While all of us surely love our lobster ravioli, truffle oil, shavings of truffles encased in sheets of freshly made pasta, foie terrines, and other fussy dishes, sometimes it's hard to beat a well made, silken, custardy carbonara. The problem is, many restaurants don't seem to be able to put out a halfway decent one! Either the noodles are overcooked, the bacon's too salty, or the eggs have scrambled. Which means that whenever I want this, I tend to make it on my own. So I'm lucky that it's so ridiculously simple to make.
The basic "formula" for this is 100g of dried pasta, 1 egg yolk, 50mils of cream, and 20-30g of parmesan. And while the meat in question is usually thickly sliced bacon lardons, I'm using some chorizo here that I got from a recent trip to Barcelona, which is an intensely smoky, flavourful and fragrant dry cured sausage, to give it a slightly Spanish twist. What I love about chorizo is that the smoked paprika used in seasoning the sausage bleeds red into the oil that's rendered out as you heat it, which in turn imparts a deep orange hue to the sauce. Of course, if you don't have chorizo, bacon will do great (that's the classic way after all), otherwise another twist I love is using meatballs made from sausagemeat (a herby, garlicky one works best for me) which you sauté with the bacon until its fully cooked before adding the noodles in.
I hope you try it and love it as much as I do, 'cos that'll mean you never have to face another sad restaurant-style excuse of a carbonara again. Oh and by the way, do yourself a favour and leave out those frozen peas ;)
- Bring a deep pot of water to the boil, and salt it generously (it should taste like the sea).
- Cut the chorizo slices into quarters (alternatively you could just use very thin slices, but I like it this way cos then you have the crispy outside but chewy interior). Heat the olive oil in a saucepan over medium-low heat and gently fry the chorizo to render out some oil and heat it through, giving the pan a couple of good tosses.
- Cook the pasta until it's just al dente.
- While the pasta is cooking, whisk together the cream, egg yolks, and parmesan. Season this mix well with pepper, but leave the salting till later - the parmesan and sausages are both salty, so it's best to correct the seasoning at the end.

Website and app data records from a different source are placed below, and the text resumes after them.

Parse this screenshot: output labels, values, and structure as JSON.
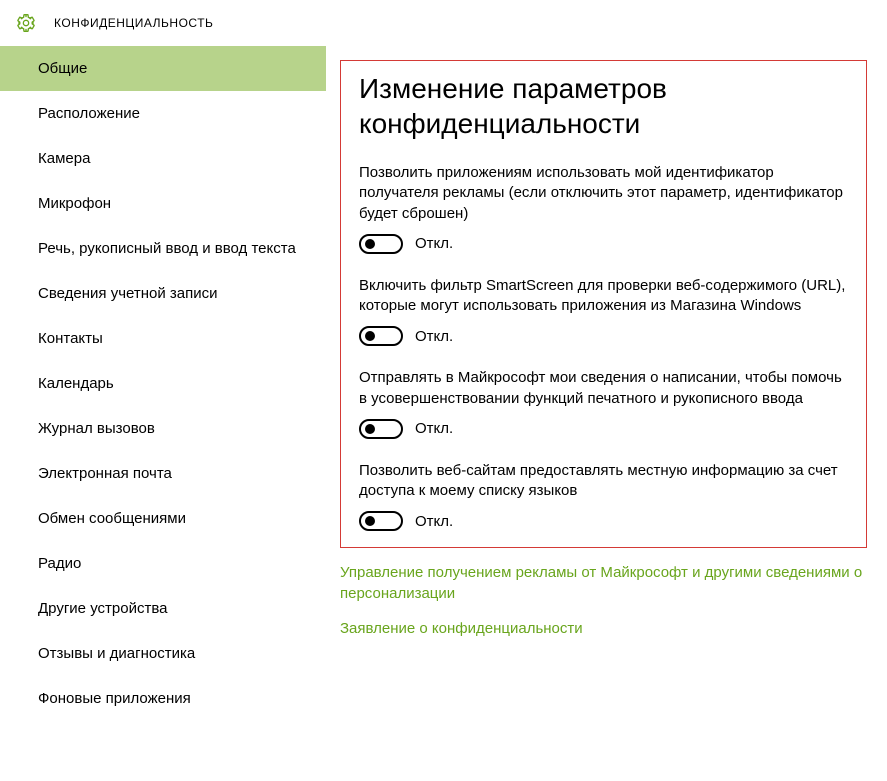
{
  "header": {
    "title": "КОНФИДЕНЦИАЛЬНОСТЬ"
  },
  "sidebar": {
    "items": [
      {
        "label": "Общие",
        "selected": true
      },
      {
        "label": "Расположение",
        "selected": false
      },
      {
        "label": "Камера",
        "selected": false
      },
      {
        "label": "Микрофон",
        "selected": false
      },
      {
        "label": "Речь, рукописный ввод и ввод текста",
        "selected": false
      },
      {
        "label": "Сведения учетной записи",
        "selected": false
      },
      {
        "label": "Контакты",
        "selected": false
      },
      {
        "label": "Календарь",
        "selected": false
      },
      {
        "label": "Журнал вызовов",
        "selected": false
      },
      {
        "label": "Электронная почта",
        "selected": false
      },
      {
        "label": "Обмен сообщениями",
        "selected": false
      },
      {
        "label": "Радио",
        "selected": false
      },
      {
        "label": "Другие устройства",
        "selected": false
      },
      {
        "label": "Отзывы и диагностика",
        "selected": false
      },
      {
        "label": "Фоновые приложения",
        "selected": false
      }
    ]
  },
  "main": {
    "section_title": "Изменение параметров конфиденциальности",
    "settings": [
      {
        "desc": "Позволить приложениям использовать мой идентификатор получателя рекламы (если отключить этот параметр, идентификатор будет сброшен)",
        "state_label": "Откл.",
        "on": false
      },
      {
        "desc": "Включить фильтр SmartScreen для проверки веб-содержимого (URL), которые могут использовать приложения из Магазина Windows",
        "state_label": "Откл.",
        "on": false
      },
      {
        "desc": "Отправлять в Майкрософт мои сведения о написании, чтобы помочь в усовершенствовании функций печатного и рукописного ввода",
        "state_label": "Откл.",
        "on": false
      },
      {
        "desc": "Позволить веб-сайтам предоставлять местную информацию за счет доступа к моему списку языков",
        "state_label": "Откл.",
        "on": false
      }
    ],
    "links": [
      "Управление получением рекламы от Майкрософт и другими сведениями о персонализации",
      "Заявление о конфиденциальности"
    ]
  }
}
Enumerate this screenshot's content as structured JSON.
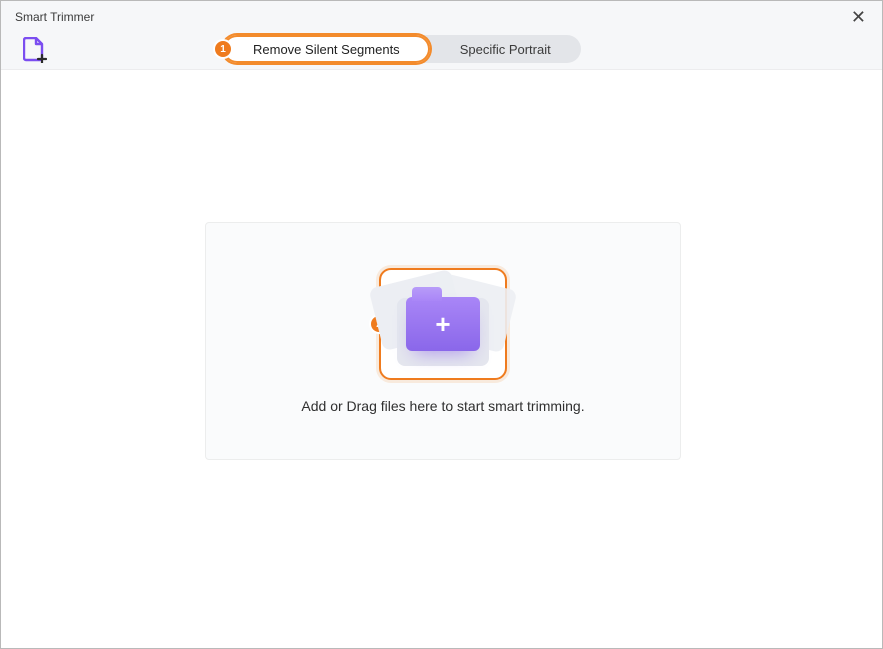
{
  "window": {
    "title": "Smart Trimmer"
  },
  "tabs": {
    "remove_silent": "Remove Silent Segments",
    "specific_portrait": "Specific Portrait"
  },
  "badges": {
    "step1": "1",
    "step2": "2"
  },
  "dropzone": {
    "instruction": "Add or Drag files here to start smart trimming."
  }
}
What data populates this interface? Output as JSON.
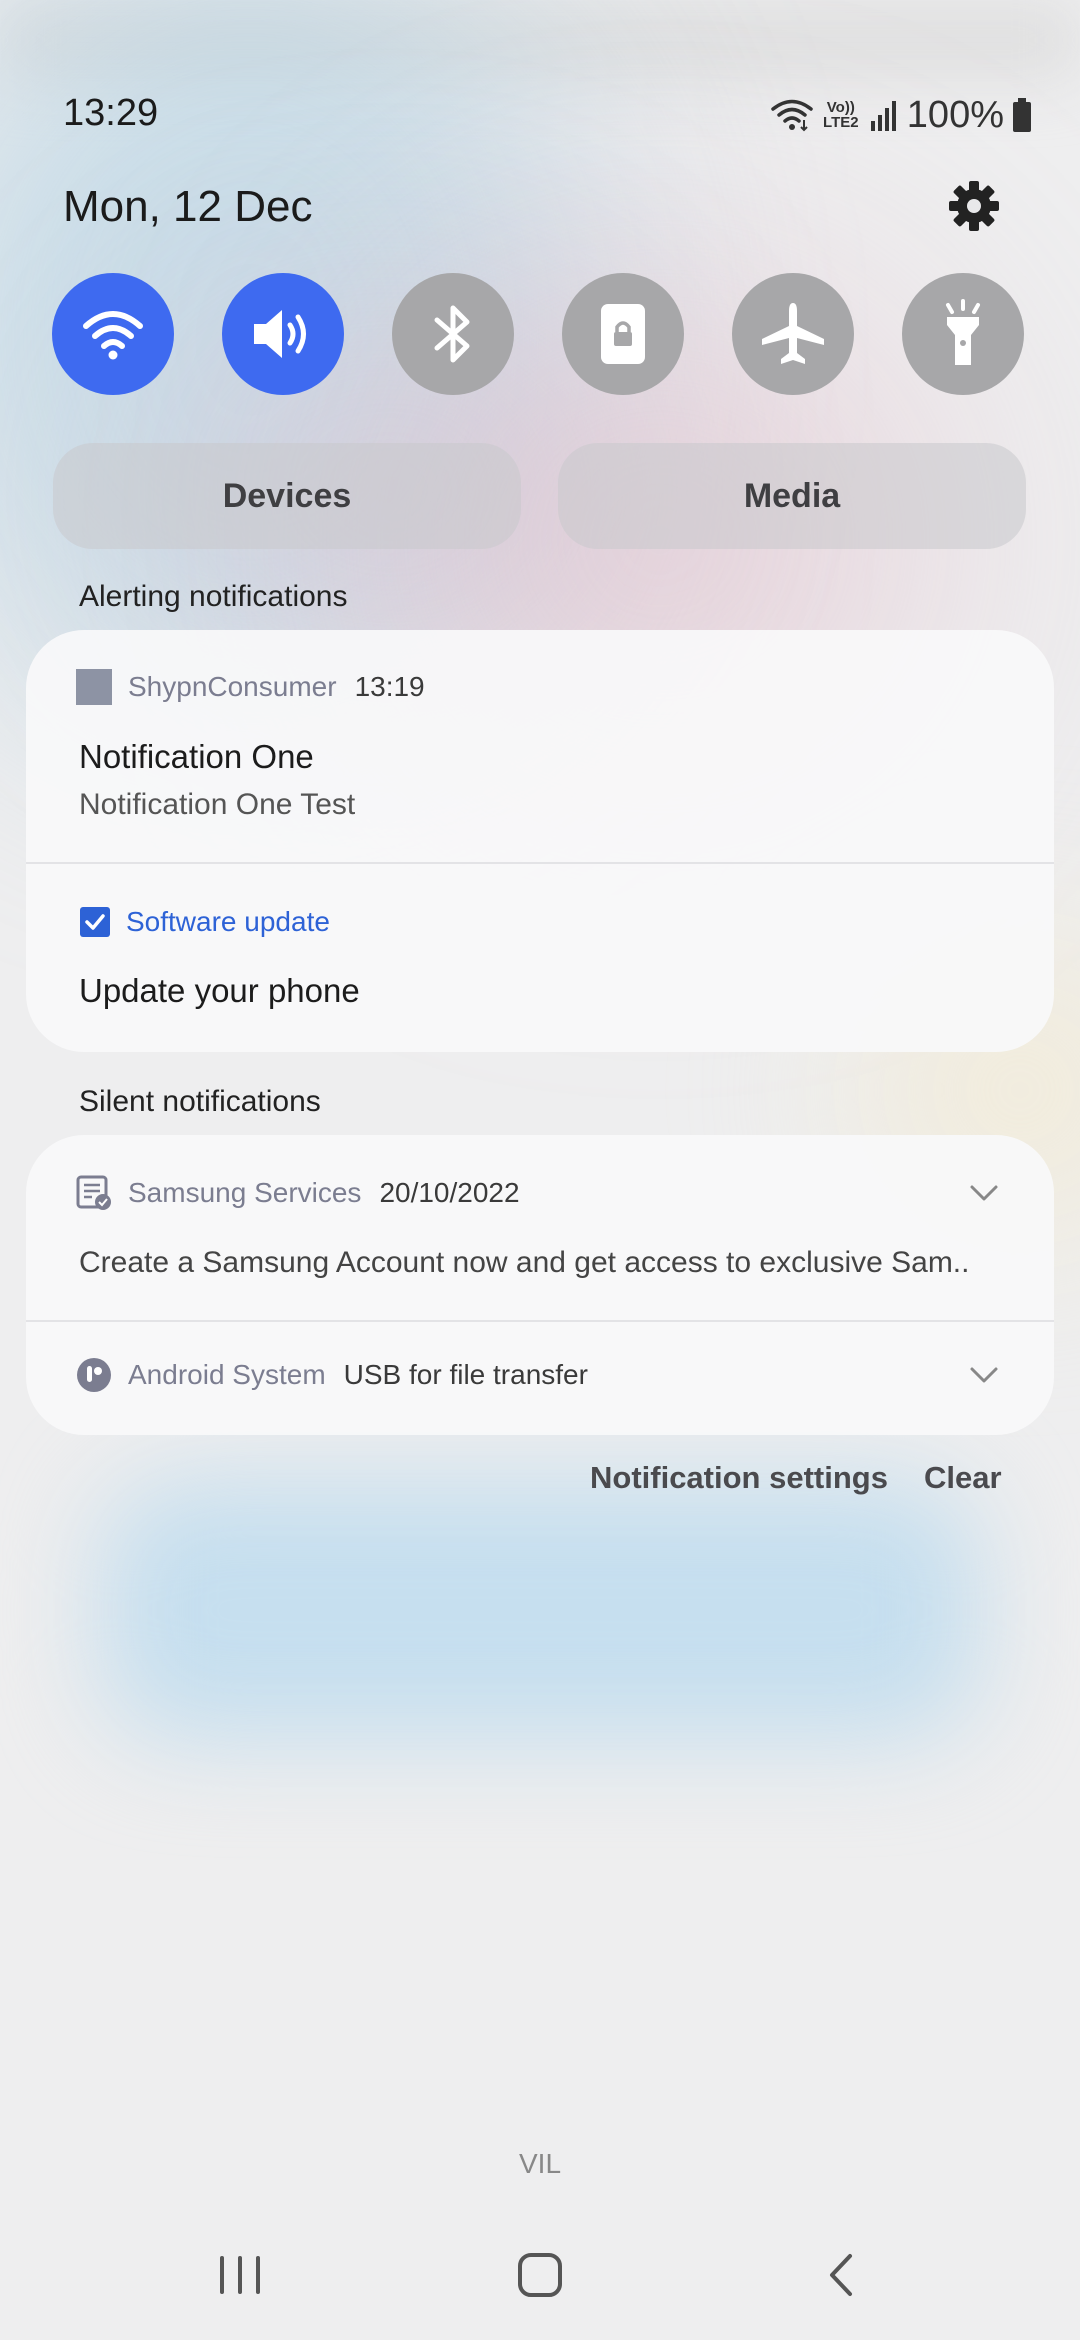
{
  "status_bar": {
    "time": "13:29",
    "battery": "100%",
    "volte_label": "Vo)) LTE2",
    "icons": [
      "wifi-icon",
      "volte-icon",
      "signal-bars-icon",
      "battery-icon"
    ]
  },
  "panel": {
    "date": "Mon, 12 Dec",
    "settings_icon": "gear-icon"
  },
  "quick_toggles": [
    {
      "name": "Wi-Fi",
      "icon": "wifi-icon",
      "state": "on"
    },
    {
      "name": "Sound",
      "icon": "volume-icon",
      "state": "on"
    },
    {
      "name": "Bluetooth",
      "icon": "bluetooth-icon",
      "state": "off"
    },
    {
      "name": "Portrait lock",
      "icon": "lock-icon",
      "state": "off"
    },
    {
      "name": "Airplane mode",
      "icon": "airplane-icon",
      "state": "off"
    },
    {
      "name": "Flashlight",
      "icon": "flashlight-icon",
      "state": "off"
    }
  ],
  "buttons": {
    "devices": "Devices",
    "media": "Media"
  },
  "alerting": {
    "section_label": "Alerting notifications",
    "items": [
      {
        "app": "ShypnConsumer",
        "time": "13:19",
        "title": "Notification One",
        "text": "Notification One Test"
      },
      {
        "app": "Software update",
        "title": "Update your phone"
      }
    ]
  },
  "silent": {
    "section_label": "Silent notifications",
    "items": [
      {
        "app": "Samsung Services",
        "time": "20/10/2022",
        "text": "Create a Samsung Account now and get access to exclusive Sam.."
      },
      {
        "app": "Android System",
        "text": "USB for file transfer"
      }
    ]
  },
  "actions": {
    "settings": "Notification settings",
    "clear": "Clear"
  },
  "carrier": "VIL",
  "colors": {
    "accent": "#3e6af0",
    "toggle_off": "#a7a7a9",
    "link_blue": "#2d62d6"
  }
}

- When the pasta is al dente, drain it and add it to the saucepan. Remove the saucepan from the heat, then pour in the egg mix, tossing carefully so each noodle is coated in the sauce. The residual heat from the pan and the noodles will cook the eggs but shouldn't make them curdle. Taste, correct the seasoning if necessary, then serve immediately with extra parmesan on the side and sprinkled with parsley if desired.